§ **TRY IT**: Search the entries below. Return every line that has "火锅图标" in it.

§ **Stored data**:
● ● ● ●

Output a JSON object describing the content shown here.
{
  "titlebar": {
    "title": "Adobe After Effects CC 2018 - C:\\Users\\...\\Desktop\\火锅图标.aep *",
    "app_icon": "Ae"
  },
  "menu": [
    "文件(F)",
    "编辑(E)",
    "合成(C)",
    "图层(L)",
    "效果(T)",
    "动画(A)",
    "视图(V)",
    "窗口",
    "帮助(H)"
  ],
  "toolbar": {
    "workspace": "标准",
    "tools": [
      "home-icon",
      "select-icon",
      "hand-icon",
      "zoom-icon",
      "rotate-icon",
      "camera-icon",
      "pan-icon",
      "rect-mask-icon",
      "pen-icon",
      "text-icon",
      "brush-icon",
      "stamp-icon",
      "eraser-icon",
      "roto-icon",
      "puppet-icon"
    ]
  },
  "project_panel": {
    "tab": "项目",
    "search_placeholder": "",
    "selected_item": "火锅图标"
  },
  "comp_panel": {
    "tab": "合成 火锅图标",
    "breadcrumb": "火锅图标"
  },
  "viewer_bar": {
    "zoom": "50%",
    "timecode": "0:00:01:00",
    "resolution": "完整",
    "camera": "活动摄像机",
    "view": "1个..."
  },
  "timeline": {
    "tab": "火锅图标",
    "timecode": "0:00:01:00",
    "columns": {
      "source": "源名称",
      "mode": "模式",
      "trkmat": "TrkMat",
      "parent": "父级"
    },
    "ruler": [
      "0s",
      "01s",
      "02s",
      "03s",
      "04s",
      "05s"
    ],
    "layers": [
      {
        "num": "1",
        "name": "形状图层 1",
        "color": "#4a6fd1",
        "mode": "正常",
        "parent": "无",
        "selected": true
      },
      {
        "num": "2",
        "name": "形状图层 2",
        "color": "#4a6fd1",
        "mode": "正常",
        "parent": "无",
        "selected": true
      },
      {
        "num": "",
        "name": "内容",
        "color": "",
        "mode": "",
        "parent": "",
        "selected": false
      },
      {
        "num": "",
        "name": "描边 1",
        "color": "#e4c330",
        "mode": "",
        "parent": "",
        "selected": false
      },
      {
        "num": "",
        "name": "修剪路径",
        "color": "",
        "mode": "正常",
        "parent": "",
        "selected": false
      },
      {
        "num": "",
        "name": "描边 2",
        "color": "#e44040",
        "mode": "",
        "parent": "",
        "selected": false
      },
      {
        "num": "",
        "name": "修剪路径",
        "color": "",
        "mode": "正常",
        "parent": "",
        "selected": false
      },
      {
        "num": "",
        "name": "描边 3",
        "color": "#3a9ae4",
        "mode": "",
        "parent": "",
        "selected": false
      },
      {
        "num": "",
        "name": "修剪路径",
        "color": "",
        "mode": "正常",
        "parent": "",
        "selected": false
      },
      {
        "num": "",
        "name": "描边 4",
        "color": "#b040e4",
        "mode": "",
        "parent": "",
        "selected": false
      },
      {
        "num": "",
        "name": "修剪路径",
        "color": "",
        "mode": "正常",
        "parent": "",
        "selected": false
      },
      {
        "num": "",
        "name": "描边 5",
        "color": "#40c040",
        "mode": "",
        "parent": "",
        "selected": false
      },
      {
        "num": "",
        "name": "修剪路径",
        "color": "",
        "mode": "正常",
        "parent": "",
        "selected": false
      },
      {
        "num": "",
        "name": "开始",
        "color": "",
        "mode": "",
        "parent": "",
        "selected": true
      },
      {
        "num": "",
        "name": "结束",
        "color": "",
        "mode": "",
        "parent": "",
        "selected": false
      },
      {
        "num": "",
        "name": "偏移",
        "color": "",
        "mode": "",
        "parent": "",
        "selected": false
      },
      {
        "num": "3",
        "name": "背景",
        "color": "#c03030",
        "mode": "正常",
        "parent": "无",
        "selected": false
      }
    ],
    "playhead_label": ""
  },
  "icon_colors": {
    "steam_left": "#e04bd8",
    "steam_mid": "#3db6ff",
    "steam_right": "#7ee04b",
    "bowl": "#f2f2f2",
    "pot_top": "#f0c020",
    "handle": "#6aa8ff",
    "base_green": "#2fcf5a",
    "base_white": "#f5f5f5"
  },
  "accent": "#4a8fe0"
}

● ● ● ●

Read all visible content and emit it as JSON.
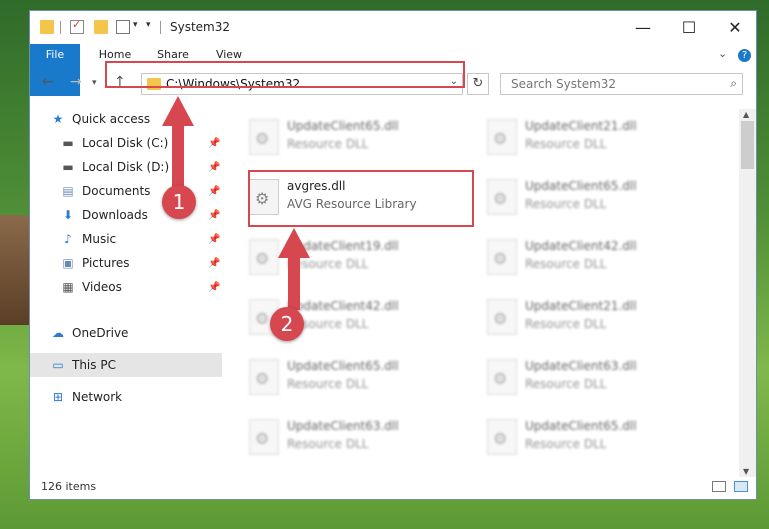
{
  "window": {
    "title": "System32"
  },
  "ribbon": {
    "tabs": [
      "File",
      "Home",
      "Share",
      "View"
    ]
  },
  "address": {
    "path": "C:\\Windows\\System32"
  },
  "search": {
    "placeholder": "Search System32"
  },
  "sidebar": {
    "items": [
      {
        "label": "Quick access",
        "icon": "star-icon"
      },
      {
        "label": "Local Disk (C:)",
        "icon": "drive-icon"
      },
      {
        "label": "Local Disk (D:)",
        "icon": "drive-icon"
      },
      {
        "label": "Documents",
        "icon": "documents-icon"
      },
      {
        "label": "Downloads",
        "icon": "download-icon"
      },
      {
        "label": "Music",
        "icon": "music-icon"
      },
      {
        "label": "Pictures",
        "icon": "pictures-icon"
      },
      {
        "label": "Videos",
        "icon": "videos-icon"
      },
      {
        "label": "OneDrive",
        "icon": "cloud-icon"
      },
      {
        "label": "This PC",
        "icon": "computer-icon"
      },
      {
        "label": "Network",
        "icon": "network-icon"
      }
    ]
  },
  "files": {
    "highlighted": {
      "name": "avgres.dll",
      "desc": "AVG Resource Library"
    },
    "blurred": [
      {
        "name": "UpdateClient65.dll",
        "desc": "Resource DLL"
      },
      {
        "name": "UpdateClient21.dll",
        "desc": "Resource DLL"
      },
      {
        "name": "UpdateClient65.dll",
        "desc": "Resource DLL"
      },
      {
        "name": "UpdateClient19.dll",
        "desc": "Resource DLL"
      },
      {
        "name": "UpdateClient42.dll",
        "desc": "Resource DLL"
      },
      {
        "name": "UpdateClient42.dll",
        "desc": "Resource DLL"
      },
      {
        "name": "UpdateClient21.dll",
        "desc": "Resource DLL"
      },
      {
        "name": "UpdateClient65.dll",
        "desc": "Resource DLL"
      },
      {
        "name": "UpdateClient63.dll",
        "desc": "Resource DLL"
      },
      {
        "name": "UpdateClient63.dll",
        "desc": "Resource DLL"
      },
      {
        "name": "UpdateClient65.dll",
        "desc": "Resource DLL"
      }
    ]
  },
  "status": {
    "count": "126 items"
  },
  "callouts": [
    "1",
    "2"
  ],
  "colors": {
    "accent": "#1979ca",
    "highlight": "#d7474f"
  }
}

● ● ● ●

§ **TASK OUTPUT**:
    "title": "Adobe After Effects CC 2018 - C:\\Users\\...\\Desktop\\火锅图标.aep *",
    "selected_item": "火锅图标"
    "tab": "合成 火锅图标",
    "breadcrumb": "火锅图标"
    "tab": "火锅图标",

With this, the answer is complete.